Matt and Amy had each already made a culinary mark in Edwardsville. Matt founded both Goshen Coffee and 222 Artisan Bakery; Amy was the chef-owner of the upscale restaurant Fond. They sold everything they owned and traveled for 10 years. They took contract jobs and founded their own company that manufactured storage for green coffee in Australia.
During the pandemic, they moved the manufacturing operations to the United States.
“We took two years of, basically, being broke and living in our van,” Matt said.
The couple eventually settled on a plot of land a few miles outside of Wood River. (They have traded the van life for a tiny house.) Matt started baking bagels. They saw an opportunity.

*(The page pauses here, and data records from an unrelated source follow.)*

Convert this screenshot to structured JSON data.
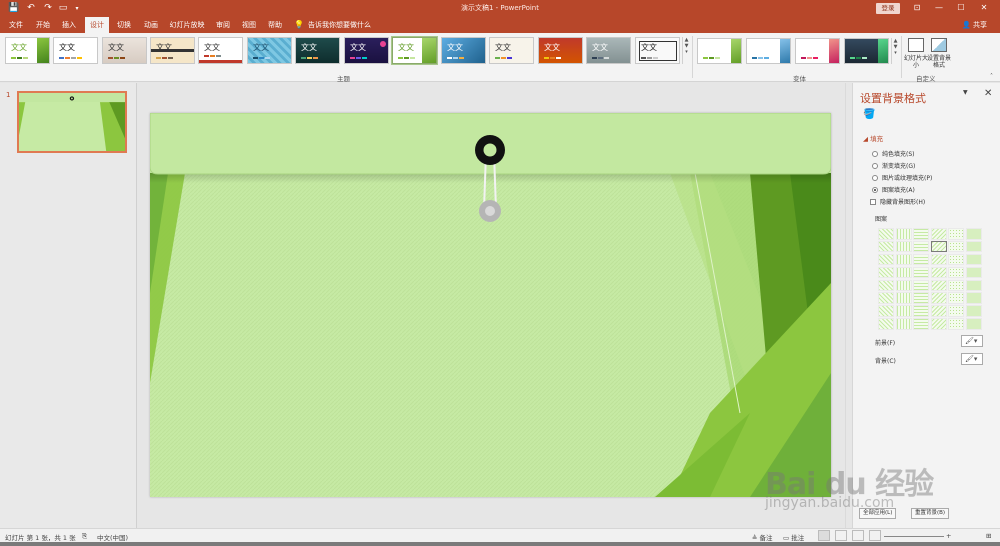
{
  "titlebar": {
    "doc_title": "演示文稿1  -  PowerPoint",
    "login": "登录",
    "qat_save": "💾",
    "qat_undo": "↶",
    "qat_redo": "↷",
    "qat_present": "▭",
    "qat_more": "▾",
    "ribbon_display": "⊡",
    "minimize": "—",
    "maximize": "☐",
    "close": "✕"
  },
  "tabs": [
    {
      "label": "文件"
    },
    {
      "label": "开始"
    },
    {
      "label": "插入"
    },
    {
      "label": "设计",
      "active": true
    },
    {
      "label": "切换"
    },
    {
      "label": "动画"
    },
    {
      "label": "幻灯片放映"
    },
    {
      "label": "审阅"
    },
    {
      "label": "视图"
    },
    {
      "label": "帮助"
    },
    {
      "label": "告诉我你想要做什么"
    }
  ],
  "share": "共享",
  "ribbon": {
    "themes_group": "主题",
    "variants_group": "变体",
    "customize_group": "自定义",
    "theme_text": "文文",
    "slide_size_label": "幻灯片大小",
    "format_bg_label": "设置背景格式"
  },
  "slide_panel": {
    "slide_number": "1"
  },
  "format_pane": {
    "title": "设置背景格式",
    "fill_section": "填充",
    "options": [
      {
        "label": "纯色填充(S)",
        "checked": false
      },
      {
        "label": "渐变填充(G)",
        "checked": false
      },
      {
        "label": "图片或纹理填充(P)",
        "checked": false
      },
      {
        "label": "图案填充(A)",
        "checked": true
      }
    ],
    "hide_graphics": "隐藏背景图形(H)",
    "pattern_label": "图案",
    "foreground_label": "前景(F)",
    "background_label": "背景(C)",
    "apply_all": "全部应用(L)",
    "reset": "重置背景(B)"
  },
  "statusbar": {
    "slide_info": "幻灯片 第 1 张，共 1 张",
    "language": "中文(中国)",
    "notes": "备注",
    "comments": "批注"
  },
  "watermark": {
    "main": "Bai du 经验",
    "sub": "jingyan.baidu.com"
  },
  "colors": {
    "accent": "#b7472a",
    "slide_bg": "#c6eaa4",
    "slide_green_dark": "#5e9a22",
    "slide_green_mid": "#8cc63f"
  }
}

They surveyed the bagel scene in St. Louis and realized, Amy said, “it’s a giant void.”
The Herrens’ research for C&B’s New York-style bagels has included visits to New York, of course, but they have also taken inspiration from bagel shops from Phoenix, Arizona, to Providence, Rhode Island. They traveled to Spain to try a bagel shop in Madrid. (It was closed.) Their primary influence is a place called Los Bagels in Humboldt County in northern California.
C&B will feature both a retail storefront and an expansive wholesale operation at 62 East Ferguson Avenue. The retail component will be streamlined: breakfast and lunch, with bagels, schmears and bagel sandwiches.

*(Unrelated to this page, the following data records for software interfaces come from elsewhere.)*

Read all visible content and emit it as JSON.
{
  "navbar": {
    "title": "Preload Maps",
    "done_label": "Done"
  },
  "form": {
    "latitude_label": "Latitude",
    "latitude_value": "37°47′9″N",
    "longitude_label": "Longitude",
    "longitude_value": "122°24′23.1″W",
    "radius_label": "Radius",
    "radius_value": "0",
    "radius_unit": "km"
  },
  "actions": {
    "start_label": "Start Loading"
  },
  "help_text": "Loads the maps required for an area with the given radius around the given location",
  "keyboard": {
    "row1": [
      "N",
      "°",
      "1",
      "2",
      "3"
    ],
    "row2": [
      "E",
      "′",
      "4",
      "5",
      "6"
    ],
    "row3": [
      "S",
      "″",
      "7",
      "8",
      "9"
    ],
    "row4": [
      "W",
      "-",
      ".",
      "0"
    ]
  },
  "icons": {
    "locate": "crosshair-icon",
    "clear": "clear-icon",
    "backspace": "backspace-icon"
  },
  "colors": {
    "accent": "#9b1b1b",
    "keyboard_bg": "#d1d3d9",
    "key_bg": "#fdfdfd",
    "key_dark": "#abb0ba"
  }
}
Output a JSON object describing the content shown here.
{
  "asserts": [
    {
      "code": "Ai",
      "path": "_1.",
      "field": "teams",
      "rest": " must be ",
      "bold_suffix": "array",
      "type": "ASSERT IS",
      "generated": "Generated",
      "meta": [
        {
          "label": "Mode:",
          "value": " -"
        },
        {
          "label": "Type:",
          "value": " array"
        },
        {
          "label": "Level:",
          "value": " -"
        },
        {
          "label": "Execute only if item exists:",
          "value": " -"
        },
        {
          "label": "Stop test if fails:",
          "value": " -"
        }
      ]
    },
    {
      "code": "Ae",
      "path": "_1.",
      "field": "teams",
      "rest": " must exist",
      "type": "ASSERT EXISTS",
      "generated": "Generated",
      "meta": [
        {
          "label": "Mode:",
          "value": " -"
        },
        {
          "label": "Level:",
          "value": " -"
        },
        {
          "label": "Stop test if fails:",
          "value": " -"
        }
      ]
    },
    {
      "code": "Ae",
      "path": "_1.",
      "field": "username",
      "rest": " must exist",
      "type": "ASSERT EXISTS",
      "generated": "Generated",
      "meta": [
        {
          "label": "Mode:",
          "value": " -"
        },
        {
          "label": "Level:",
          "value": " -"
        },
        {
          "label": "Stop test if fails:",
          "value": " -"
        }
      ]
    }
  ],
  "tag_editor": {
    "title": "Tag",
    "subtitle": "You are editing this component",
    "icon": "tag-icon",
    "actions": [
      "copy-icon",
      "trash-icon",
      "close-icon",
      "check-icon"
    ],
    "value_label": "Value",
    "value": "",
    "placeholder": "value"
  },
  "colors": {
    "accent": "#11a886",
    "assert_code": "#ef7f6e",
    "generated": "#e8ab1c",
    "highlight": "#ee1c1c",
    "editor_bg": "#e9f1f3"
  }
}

“No tables, no bathroom, no Wi-Fi, no nothing,” Amy said.
“A bagel bakery needs to be a bagel bakery,” Matt said. “It’s not an artisan cafe. It is not an espresso shop. It’s none of that. You’re there to make bagels.”
At Bagel Union, Wilson and Netzer want to re-create the experience, post-pandemic, of going into a shop and interacting efficiently, but personally, with one member of their team to place your order.
“We just wanted to invite people back in in a way that felt good to us (and) feels good to them,” Netzer said.
And maybe our bagel reputation is already improving; the bagel experts Lawn Love have moved us up to ninth for 2023. Another sign things are looking up: A sign in the window at the Bagel Factory says it will be reopening soon under new ownership.
And while Lefty’s will happily toast your bagel, Lefton and Goldenberg are taking a firm stand against St. Louis’ “secret” shame.
“We did make a pact, however,” Goldenberg said. “The bread-sliced bagel is forbidden.”
Photos: Bagels abound at Bagel Union